- _PROVIDED INFORMATION_
+===+

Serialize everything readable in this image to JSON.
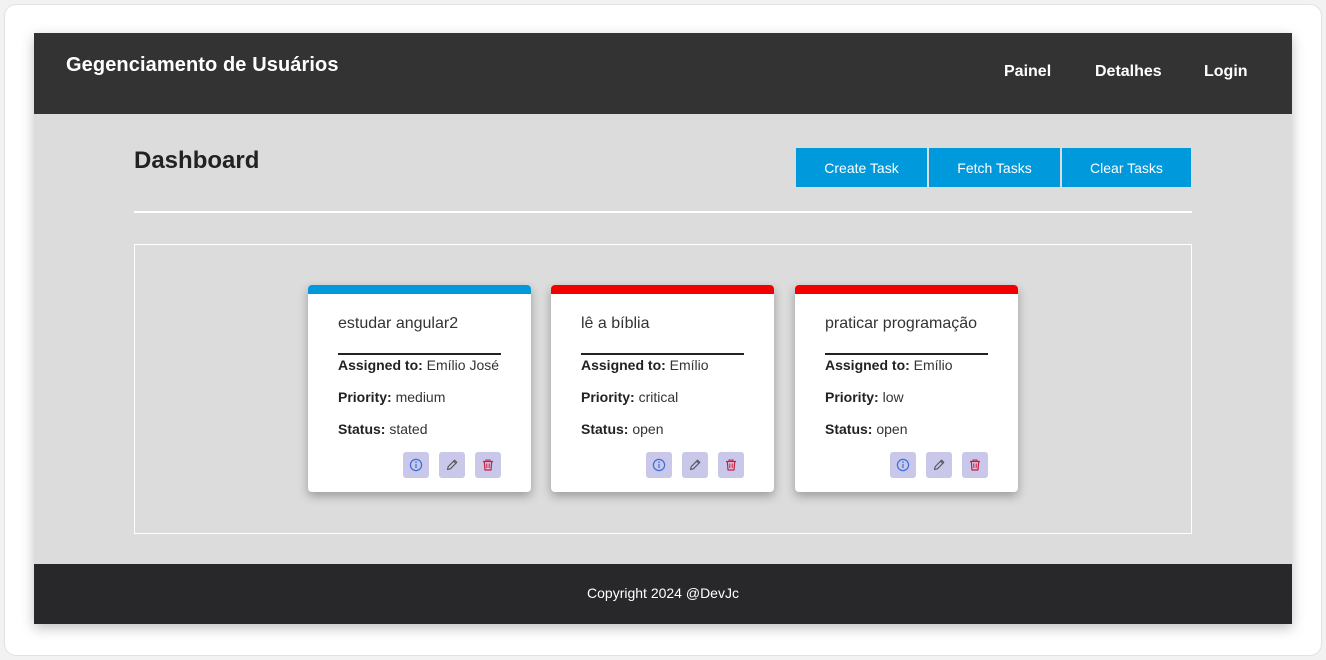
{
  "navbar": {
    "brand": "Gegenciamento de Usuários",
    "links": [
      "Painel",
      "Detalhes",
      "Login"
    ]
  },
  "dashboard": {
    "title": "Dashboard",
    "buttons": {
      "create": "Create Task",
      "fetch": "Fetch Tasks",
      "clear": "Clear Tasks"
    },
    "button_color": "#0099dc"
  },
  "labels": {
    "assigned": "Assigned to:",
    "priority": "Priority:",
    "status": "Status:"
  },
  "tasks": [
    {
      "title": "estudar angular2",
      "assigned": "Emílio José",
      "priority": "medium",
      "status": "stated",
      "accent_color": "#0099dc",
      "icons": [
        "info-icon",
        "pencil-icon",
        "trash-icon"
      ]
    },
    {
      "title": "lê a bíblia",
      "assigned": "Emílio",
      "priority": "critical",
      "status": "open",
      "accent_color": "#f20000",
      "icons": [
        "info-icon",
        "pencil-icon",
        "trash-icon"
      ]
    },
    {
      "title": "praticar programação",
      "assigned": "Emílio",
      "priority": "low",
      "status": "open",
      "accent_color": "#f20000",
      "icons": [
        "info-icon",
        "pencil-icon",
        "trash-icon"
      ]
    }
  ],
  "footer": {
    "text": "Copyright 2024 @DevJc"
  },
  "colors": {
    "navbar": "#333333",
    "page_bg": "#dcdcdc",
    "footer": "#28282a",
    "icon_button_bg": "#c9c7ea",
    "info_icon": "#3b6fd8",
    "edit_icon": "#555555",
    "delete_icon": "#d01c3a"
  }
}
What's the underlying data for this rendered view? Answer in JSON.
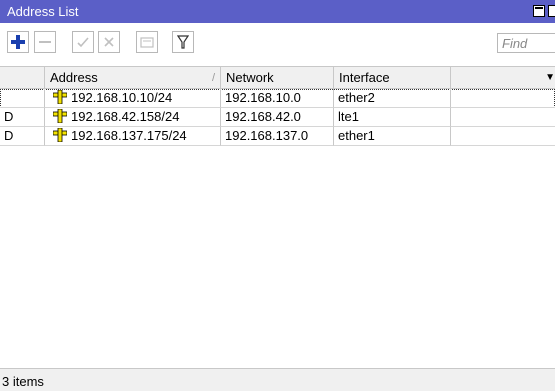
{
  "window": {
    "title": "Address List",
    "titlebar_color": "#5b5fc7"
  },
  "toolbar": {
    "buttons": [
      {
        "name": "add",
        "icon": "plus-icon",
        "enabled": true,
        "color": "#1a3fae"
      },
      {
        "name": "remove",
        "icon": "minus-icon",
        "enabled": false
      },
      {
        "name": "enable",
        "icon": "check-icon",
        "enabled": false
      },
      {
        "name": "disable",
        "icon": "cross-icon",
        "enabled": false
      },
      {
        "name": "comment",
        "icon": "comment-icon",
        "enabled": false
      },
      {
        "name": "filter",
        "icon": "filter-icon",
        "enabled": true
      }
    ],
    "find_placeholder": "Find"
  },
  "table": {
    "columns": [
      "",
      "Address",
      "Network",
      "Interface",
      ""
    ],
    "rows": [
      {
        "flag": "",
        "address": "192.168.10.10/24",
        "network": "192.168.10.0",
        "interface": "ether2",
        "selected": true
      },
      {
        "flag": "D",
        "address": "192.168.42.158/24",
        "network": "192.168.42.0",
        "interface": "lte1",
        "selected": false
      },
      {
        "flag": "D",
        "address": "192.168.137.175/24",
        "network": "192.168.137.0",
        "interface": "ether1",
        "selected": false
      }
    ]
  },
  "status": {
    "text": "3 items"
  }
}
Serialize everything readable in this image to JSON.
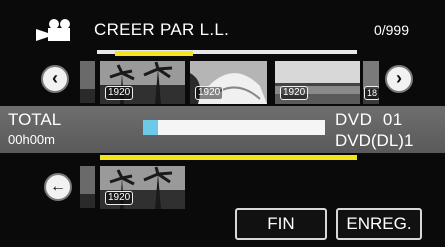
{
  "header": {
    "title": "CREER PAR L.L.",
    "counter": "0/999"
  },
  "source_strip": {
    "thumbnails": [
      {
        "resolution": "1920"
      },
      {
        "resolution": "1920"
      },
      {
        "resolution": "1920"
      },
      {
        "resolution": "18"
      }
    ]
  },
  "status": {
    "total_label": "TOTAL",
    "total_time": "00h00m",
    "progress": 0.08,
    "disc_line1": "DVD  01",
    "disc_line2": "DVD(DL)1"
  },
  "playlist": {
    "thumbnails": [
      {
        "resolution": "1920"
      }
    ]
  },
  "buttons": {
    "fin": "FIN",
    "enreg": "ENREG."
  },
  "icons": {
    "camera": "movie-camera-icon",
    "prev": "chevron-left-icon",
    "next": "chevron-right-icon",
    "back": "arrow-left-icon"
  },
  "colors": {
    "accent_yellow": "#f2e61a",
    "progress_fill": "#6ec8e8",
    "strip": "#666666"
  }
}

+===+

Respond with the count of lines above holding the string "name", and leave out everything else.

- _COMPLETED EXERCISE_
6